In middle school, I began to play competitive soccer. Lake Middle School had a Beacons program after school that allowed us to play sports. Lake was a neighborhood school that received a grant from the Department of Extended Learning. In 1999, the Department of Extended Learning received more than $4.5 million in grants to add, expand and enhance out-of-school time programs in elementary and middle schools throughout the district.
These programs provided before and after school, weekend, evening and summer programs for students, parents and community members. Activities included academic assistance, recreational programs, music, enrichment activities and adult education programs.
The Beacons and Neighbor Centers were the program basis for this work, and were created in partnership between the Denver Public Schools and outside organizations to provide a broad range of quality programs for the youth they serve. One unique aspect of these programs is that each is managed by a community-based organization.
This DPS program facilitated Beacons and Neighborhood Centers in DPS middle schools, which gave me and so many of my peers the opportunity to stay busy and engaged during breaks.
Since then, these programs have evolved and are now completely managed by a community-based organization.
Cole, Place and Noel and are managed by Boys and Girls Clubs of Metro Denver www.bgcmd.org and Lake is managed by Mi Casa Resource Center

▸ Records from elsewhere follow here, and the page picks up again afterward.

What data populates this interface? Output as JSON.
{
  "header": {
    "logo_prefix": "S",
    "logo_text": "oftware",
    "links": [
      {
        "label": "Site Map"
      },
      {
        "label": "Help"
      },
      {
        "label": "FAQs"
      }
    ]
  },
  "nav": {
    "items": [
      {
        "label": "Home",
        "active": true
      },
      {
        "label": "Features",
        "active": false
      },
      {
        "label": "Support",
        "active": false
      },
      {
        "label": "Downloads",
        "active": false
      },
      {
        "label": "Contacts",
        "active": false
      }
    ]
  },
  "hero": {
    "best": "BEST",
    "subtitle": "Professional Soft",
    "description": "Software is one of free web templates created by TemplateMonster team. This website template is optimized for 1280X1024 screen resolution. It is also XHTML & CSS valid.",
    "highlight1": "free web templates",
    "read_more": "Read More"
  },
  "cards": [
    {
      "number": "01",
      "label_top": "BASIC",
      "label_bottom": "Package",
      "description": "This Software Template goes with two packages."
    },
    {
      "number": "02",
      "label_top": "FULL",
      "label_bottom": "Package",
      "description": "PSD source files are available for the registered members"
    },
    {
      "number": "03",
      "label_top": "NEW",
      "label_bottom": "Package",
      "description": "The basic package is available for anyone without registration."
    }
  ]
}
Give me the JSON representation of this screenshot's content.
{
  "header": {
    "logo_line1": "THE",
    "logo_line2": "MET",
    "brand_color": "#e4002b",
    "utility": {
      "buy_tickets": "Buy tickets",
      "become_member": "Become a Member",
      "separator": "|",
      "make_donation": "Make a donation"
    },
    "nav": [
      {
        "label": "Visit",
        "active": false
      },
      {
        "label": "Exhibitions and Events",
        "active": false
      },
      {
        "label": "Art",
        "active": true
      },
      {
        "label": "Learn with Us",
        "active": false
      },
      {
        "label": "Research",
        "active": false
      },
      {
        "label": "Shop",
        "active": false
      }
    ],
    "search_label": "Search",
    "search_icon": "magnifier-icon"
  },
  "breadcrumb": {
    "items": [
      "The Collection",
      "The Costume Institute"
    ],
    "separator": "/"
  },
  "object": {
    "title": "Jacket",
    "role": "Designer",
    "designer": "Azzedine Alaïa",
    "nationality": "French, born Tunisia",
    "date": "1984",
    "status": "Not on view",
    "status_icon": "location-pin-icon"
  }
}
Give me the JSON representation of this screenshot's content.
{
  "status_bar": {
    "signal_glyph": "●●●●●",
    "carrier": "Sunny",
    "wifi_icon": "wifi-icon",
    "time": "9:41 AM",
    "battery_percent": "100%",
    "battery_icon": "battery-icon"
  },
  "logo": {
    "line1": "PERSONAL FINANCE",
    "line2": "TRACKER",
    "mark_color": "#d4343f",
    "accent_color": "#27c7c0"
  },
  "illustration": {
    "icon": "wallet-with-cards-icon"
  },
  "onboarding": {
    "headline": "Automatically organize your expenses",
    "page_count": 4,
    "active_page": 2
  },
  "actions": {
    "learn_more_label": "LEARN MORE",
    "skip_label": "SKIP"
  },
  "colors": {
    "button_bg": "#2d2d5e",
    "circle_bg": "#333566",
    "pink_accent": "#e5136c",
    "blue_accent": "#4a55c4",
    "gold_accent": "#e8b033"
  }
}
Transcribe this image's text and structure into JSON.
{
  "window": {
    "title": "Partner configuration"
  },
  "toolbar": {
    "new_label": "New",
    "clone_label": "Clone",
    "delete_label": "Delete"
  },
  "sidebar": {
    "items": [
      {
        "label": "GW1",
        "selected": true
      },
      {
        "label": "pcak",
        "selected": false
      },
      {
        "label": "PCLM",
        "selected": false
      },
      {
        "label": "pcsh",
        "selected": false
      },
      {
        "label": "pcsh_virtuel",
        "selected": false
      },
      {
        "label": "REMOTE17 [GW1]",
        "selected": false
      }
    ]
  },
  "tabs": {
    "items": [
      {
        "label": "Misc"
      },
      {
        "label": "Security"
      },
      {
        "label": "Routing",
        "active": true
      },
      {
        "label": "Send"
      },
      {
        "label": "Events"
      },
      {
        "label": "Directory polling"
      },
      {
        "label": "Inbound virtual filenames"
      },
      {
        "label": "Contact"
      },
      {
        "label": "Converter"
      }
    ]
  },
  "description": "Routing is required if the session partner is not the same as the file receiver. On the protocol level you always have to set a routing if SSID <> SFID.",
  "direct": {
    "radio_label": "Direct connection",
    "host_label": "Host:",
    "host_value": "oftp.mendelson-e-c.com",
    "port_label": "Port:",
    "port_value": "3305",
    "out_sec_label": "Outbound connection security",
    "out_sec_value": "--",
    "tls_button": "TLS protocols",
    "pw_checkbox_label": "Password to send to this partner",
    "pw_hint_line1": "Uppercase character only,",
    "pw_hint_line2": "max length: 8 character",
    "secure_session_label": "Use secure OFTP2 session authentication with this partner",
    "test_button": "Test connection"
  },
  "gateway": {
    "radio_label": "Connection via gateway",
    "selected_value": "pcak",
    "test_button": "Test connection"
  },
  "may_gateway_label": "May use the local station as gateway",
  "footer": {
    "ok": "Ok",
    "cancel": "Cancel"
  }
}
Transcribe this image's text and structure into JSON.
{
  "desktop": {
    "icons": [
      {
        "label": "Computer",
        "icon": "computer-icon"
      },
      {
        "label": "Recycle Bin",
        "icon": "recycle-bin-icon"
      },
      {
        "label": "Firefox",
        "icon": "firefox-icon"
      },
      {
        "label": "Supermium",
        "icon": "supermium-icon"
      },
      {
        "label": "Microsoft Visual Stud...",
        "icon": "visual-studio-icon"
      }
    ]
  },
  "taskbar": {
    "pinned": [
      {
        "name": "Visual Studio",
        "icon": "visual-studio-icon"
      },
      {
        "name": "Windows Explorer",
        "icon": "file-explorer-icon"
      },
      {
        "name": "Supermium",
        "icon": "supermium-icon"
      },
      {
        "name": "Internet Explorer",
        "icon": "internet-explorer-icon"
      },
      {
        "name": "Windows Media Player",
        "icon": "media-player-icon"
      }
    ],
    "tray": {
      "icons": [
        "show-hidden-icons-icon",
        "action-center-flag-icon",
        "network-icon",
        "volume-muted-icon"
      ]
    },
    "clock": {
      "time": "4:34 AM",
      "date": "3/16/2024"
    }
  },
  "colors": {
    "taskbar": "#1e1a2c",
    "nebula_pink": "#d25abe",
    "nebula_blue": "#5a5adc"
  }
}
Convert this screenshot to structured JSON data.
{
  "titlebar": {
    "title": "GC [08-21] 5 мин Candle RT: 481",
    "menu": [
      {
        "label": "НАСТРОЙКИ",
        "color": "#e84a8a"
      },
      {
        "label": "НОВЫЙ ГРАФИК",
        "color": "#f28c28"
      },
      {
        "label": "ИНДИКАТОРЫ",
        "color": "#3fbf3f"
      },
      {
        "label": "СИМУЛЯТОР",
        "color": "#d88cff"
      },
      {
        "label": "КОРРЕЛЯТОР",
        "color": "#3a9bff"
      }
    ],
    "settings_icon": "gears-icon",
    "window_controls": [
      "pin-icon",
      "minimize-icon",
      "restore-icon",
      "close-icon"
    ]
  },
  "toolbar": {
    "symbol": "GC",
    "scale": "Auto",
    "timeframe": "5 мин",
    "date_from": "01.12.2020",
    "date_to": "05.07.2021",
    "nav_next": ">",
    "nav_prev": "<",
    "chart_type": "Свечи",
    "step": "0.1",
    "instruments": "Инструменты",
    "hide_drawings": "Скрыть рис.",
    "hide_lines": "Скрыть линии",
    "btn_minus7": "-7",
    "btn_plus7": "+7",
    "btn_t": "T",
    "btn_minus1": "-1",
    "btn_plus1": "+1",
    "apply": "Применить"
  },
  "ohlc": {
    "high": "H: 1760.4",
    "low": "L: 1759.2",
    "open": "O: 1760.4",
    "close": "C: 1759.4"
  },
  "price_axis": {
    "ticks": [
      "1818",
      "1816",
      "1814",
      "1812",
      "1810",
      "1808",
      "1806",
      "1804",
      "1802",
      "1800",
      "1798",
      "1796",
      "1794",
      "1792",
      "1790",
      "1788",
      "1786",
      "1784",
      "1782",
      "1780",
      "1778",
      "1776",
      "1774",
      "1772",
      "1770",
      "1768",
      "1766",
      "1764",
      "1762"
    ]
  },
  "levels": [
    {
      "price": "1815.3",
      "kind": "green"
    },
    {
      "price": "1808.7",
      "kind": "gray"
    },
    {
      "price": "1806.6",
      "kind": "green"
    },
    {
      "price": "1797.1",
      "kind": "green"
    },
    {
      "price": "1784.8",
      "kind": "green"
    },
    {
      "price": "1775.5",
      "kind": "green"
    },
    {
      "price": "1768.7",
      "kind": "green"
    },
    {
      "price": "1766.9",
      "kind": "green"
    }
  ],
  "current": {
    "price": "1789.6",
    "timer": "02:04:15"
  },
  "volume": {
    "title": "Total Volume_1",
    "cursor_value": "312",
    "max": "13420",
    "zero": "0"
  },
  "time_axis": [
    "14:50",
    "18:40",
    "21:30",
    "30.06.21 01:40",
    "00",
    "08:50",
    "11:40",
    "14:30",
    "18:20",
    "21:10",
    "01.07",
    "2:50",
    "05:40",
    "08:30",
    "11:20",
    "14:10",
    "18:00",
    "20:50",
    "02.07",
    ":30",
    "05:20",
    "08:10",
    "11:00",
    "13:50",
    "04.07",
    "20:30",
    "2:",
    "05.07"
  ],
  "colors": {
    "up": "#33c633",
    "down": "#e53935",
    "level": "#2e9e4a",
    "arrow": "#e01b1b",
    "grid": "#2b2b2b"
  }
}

Soccer, art, dance and more: How these programs change lives
The Beacon program at Lake allowed my peers and I easy access to competitive soccer with little to no cost to my family. It also paired me with a coach that I could relate to, who not only expressed care for my development as an athlete but cared more about my development as a young man. Coach Victor would always ask me how I was feeling and how things were going at home. He knew that my mom was a single mom of 4 at the time and tried to take me under his wing to coach me in soccer and life. I still reference coach Victor and his coaching as an adult, which goes to show his lasting impact on my life.
My brother Charlie found his escape in elementary school. Charlie began to attend an after school program at Jose Valdez Elementary, with his teacher who was extremely artistic. He would stay after school with his friends to learn how to draw. Charlie became a talented artist and because of his teacher Mr. Mena. He would eventually graduate to spending weekends at the downtown library painting murals and having dinner with his friends and Mr. Mena. I was extremely jealous and tried to tag along especially after Charlie painted that mural downtown and had Asian for dinner, First time using chopsticks and eating sushi. After elementary school, Charlie would carry a copy of Lowrider Arte magazine to develop his craft and emulate the art he was inspired by.
My sister Abigail also found a passion at Valdez Elementary. Led by her Kindergarten teacher, Mrs. Parrish, Abby fell in love with Baile Folklorico or Folkloric Dance. A homage to our Mexican ancestry and culture, Abby was in awe the first time she observed classmates dancing to Mexican folk songs with colorful dresses swinging through the air and women with buns and flowers in their hair.
I say all of that to say this. The benefits of extracurricular activities are many. To both adults and youth alike, it was a way to keep our mind distracted and busy on productive activities as opposed to mischief which can often be a result of boredom. It also gave us an opportunity to explore hobbies and become well rounded in activities that we wouldn’t otherwise have the opportunity to experience.
Extracurricular activities taught us a lot about ourselves. Lastly and most importantly, it allowed us to build relationships with adults and peers who shared common interests.
As the summer approaches, I would encourage everyone to either lead a summer program for youth or consider having your very own children participate in a summer program. A special thanks to foundations and donors for making these programs possible.
Summer programs to explore
Below you will find information about summer programs across the Denver metro area. These resources come in the form of guides and blogs as well as summer camp info from Denver Public Schools.